> Dataset:
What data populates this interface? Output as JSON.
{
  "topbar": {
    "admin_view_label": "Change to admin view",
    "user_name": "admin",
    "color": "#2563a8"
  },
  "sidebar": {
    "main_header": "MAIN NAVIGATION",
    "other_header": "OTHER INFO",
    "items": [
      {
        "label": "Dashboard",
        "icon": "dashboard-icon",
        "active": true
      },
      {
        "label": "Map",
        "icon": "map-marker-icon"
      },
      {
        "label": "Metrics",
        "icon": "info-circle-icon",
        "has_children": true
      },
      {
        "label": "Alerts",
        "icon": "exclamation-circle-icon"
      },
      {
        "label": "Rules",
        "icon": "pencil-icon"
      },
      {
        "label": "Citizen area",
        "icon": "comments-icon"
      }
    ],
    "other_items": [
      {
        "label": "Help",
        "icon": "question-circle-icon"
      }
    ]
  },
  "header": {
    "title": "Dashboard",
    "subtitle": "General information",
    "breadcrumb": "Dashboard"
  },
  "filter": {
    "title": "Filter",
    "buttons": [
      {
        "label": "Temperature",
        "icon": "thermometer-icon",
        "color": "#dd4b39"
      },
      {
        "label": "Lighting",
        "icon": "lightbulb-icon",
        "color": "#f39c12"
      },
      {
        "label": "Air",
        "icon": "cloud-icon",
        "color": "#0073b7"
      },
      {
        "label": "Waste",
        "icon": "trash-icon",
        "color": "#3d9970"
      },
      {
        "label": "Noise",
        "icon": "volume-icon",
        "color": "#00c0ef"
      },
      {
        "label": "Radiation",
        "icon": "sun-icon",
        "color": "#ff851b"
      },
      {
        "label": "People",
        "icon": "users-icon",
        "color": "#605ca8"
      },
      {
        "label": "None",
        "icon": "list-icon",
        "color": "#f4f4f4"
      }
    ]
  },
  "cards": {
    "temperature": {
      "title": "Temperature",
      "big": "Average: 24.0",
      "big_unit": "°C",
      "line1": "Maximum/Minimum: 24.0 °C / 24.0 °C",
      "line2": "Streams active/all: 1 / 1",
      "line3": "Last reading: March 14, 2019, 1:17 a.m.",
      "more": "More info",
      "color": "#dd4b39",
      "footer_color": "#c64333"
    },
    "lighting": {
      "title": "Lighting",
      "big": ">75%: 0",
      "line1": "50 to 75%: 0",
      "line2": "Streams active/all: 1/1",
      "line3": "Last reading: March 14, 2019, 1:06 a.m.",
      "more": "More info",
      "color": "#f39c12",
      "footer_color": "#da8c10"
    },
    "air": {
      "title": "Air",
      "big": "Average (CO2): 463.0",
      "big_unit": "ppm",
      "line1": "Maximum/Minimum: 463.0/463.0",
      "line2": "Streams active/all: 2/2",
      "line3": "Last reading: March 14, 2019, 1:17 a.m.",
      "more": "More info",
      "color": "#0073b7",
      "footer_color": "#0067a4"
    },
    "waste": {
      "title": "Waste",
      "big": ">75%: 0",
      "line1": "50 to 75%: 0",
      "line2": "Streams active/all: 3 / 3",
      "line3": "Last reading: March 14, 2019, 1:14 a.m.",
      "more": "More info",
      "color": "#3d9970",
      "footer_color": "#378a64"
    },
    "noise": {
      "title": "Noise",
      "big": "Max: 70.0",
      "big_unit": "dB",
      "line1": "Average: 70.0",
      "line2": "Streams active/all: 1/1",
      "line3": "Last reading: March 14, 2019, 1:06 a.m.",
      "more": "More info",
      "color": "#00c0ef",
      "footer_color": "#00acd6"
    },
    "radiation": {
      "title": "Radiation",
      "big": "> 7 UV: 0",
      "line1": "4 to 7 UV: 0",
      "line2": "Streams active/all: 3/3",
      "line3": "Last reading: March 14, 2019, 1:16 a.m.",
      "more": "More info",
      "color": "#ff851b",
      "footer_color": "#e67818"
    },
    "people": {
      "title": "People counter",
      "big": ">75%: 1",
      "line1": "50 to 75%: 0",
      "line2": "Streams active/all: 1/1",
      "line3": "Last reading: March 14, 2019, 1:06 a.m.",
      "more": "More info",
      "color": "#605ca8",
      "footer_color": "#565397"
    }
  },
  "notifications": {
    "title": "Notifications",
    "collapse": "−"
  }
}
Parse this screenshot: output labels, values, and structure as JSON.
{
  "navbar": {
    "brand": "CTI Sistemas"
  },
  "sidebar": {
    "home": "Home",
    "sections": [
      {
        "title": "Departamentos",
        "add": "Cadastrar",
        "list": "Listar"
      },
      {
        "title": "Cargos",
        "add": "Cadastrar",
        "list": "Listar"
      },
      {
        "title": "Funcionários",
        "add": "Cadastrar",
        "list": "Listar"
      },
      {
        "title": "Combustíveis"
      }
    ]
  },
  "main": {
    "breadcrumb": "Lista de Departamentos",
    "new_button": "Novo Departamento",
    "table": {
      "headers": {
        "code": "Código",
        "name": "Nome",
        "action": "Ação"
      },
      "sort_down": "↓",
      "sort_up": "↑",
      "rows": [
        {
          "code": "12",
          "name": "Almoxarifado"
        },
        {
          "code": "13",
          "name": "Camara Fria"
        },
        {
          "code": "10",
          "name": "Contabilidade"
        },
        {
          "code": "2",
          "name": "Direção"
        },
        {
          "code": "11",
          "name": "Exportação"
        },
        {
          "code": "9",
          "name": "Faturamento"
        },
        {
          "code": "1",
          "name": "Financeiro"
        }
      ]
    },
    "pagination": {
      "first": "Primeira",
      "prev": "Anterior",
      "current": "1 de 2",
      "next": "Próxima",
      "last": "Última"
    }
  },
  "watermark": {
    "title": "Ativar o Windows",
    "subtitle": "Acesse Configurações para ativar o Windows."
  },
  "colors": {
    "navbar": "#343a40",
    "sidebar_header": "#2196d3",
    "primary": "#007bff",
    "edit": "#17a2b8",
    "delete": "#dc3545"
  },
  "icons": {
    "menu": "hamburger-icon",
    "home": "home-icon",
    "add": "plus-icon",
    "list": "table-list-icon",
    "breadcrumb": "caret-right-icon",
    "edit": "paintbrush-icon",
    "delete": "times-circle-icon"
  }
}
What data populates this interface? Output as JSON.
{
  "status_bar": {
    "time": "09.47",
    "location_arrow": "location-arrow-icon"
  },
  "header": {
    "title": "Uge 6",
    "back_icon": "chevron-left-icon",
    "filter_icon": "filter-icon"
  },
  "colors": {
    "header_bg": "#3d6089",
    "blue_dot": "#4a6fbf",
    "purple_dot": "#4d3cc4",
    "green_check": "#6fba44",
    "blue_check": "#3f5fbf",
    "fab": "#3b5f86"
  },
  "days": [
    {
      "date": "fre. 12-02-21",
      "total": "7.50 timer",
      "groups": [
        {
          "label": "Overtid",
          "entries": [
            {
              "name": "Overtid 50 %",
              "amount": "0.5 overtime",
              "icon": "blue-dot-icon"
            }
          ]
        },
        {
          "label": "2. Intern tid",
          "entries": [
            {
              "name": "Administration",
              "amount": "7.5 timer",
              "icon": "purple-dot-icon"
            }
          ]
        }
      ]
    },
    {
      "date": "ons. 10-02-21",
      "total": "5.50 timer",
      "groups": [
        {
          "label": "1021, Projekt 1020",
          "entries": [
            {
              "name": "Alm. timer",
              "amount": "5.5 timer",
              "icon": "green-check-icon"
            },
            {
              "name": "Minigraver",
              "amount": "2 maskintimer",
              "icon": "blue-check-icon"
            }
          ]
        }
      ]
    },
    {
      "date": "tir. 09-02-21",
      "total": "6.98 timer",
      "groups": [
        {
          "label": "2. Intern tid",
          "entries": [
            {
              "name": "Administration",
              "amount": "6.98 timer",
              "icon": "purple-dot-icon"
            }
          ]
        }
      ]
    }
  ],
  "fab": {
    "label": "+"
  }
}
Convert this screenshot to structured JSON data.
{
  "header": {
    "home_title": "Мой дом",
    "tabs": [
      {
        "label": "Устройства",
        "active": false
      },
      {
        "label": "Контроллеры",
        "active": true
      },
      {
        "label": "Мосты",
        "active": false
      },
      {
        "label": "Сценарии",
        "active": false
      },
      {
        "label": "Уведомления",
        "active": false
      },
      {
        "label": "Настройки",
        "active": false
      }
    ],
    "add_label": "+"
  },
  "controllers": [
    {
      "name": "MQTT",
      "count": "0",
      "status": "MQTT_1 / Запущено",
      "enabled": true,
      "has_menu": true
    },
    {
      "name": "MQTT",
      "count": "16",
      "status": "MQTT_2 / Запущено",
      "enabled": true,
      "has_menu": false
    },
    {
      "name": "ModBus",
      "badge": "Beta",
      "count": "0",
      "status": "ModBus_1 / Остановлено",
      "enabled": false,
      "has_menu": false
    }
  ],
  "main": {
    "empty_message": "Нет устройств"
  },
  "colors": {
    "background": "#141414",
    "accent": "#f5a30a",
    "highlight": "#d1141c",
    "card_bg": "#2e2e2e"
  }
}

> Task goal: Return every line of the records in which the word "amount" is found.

> Answer to this problem:
              "amount": "0.5 overtime",
              "amount": "7.5 timer",
              "amount": "5.5 timer",
              "amount": "2 maskintimer",
              "amount": "6.98 timer",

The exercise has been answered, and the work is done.